Protect your eyes from summer sun

Eye's lens doesn't repair itself when damaged by sun's rays

Published: Oct 14 2011 04:15:54 PM EDT   Updated On: Jul 05 2011 09:29:19 AM EDT
sun

(NewsUSA) - As you slather on sunscreen to protect your skin this summer, don't forget to protect your eyes. Unlike other parts of your body, your eye's lens does not repair itself when damaged by the sun's rays -- eventually this can lead to permanent eye damage.

"While intense UV exposure can cause temporary 'sunburn' on the eye's surface, an even graver concern is cumulative, long-term effects," said Richard P. Mills, MD in Seattle, Wash. "UV-A and B rays actually penetrate the cornea and damage the lens and retina, leading to increased risk for cataract and macular degeneration, so protection and getting an eye exam are vitally important."

EyeCare America, a public service program of the Foundation of the American Academy of Ophthalmology, provides eye exams and care at no out-of-pocket cost to people 65 and older. The eye exams are provided by a corps of nearly 7,000 volunteer ophthalmologists across the U.S. and in Puerto Rico. To see if you are eligible to receive a referral for an eye exam and care, visit www.eyecareamerica.org. This online referral center also enables friends and family members to find out instantly if their loved ones are eligible to be matched with one of EyeCare America's volunteer ophthalmologists.

"I'm a low-income senior who needed an eye exam after many years of neglecting myself.
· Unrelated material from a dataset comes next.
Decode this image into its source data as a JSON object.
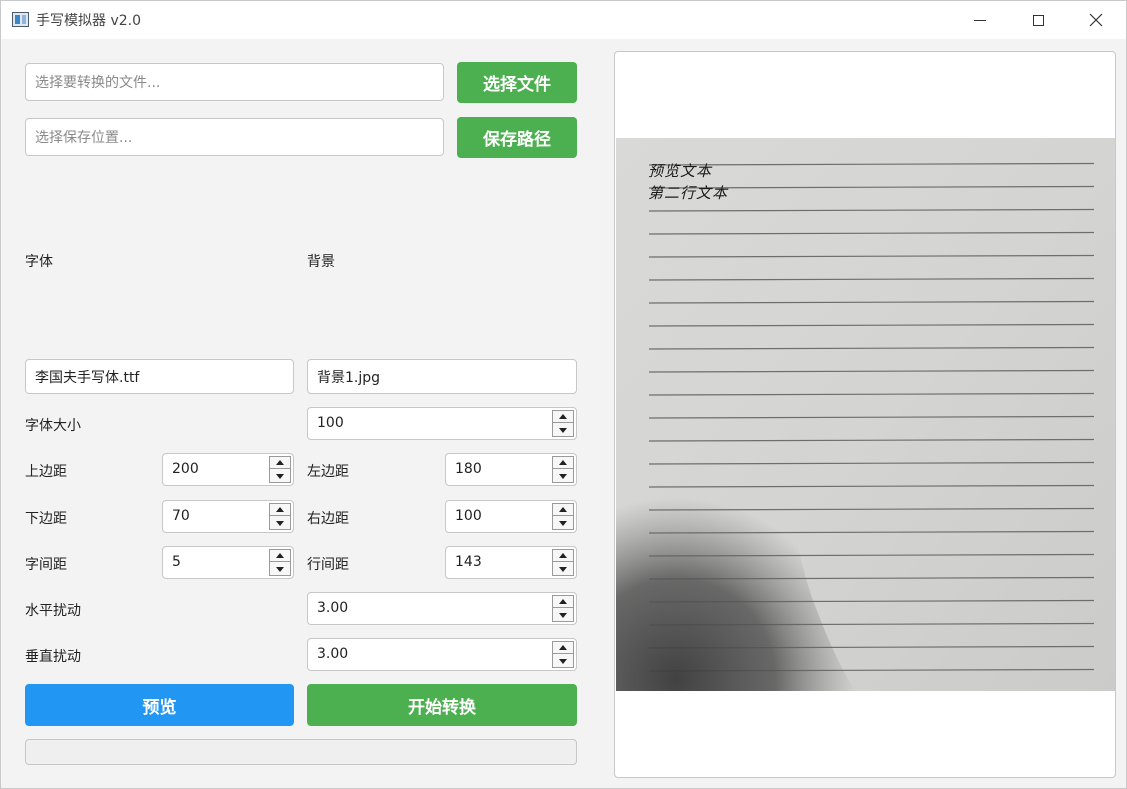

Economically embarrassed, I was referred by EyeCare America, and received excellent, fast and courteous service," said, Mr. Hansen, a recent EyeCare America patient. "I worked hard all my life and never dreamed I would be in a position of not being able to afford a simple exam."
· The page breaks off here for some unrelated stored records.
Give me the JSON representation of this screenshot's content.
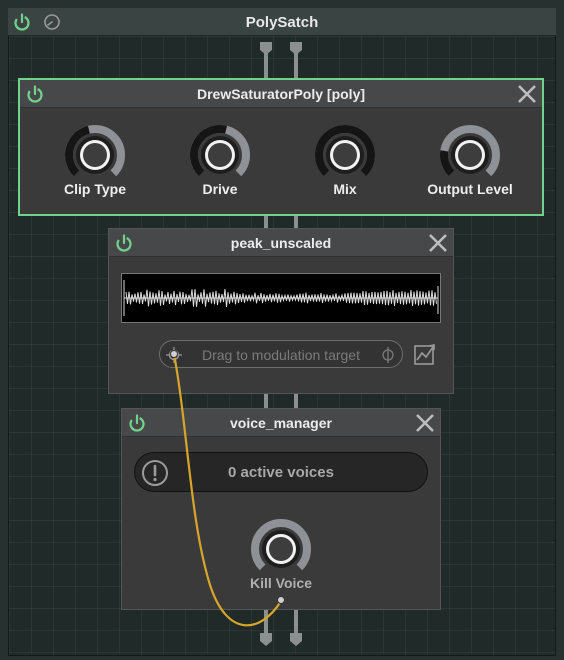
{
  "window": {
    "title": "PolySatch",
    "power_icon": "power-icon",
    "gauge_icon": "gauge-icon"
  },
  "devices": [
    {
      "title": "DrewSaturatorPoly [poly]",
      "knobs": [
        {
          "label": "Clip Type",
          "value": 0.45
        },
        {
          "label": "Drive",
          "value": 0.55
        },
        {
          "label": "Mix",
          "value": 1.0
        },
        {
          "label": "Output Level",
          "value": 0.2
        }
      ]
    },
    {
      "title": "peak_unscaled",
      "mod_target_text": "Drag to modulation target"
    },
    {
      "title": "voice_manager",
      "status_text": "0 active voices",
      "knob": {
        "label": "Kill Voice",
        "value": 0.0
      }
    }
  ],
  "colors": {
    "power_on": "#72d28c",
    "cable": "#d7a52a",
    "selected_border": "#72d28c"
  }
}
To protect your eyes this summer, EyeCare America offers the following advice:

When to wear sunglasses

Sunglasses should be worn anytime you are outdoors, particularly under these circumstances:

* During the summer, when the level of ultraviolet radiation (UVA and UVB) is at least three times higher than during the winter;

* When at the beach or in the water;

* When participating in winter sports, especially at high altitudes;

* When using medications that can cause photosensitivity.

Taking measures to protect your eyes from the sun, as well as getting eye conditions detected early through an eye exam, can help slow or prevent total vision loss from diseases such as macular degeneration and cataracts. But not everyone has insurance or can afford eye exams, so visit eyecareamerica.org to see if you are eligible for an eye exam and care at no out-of-pocket cost.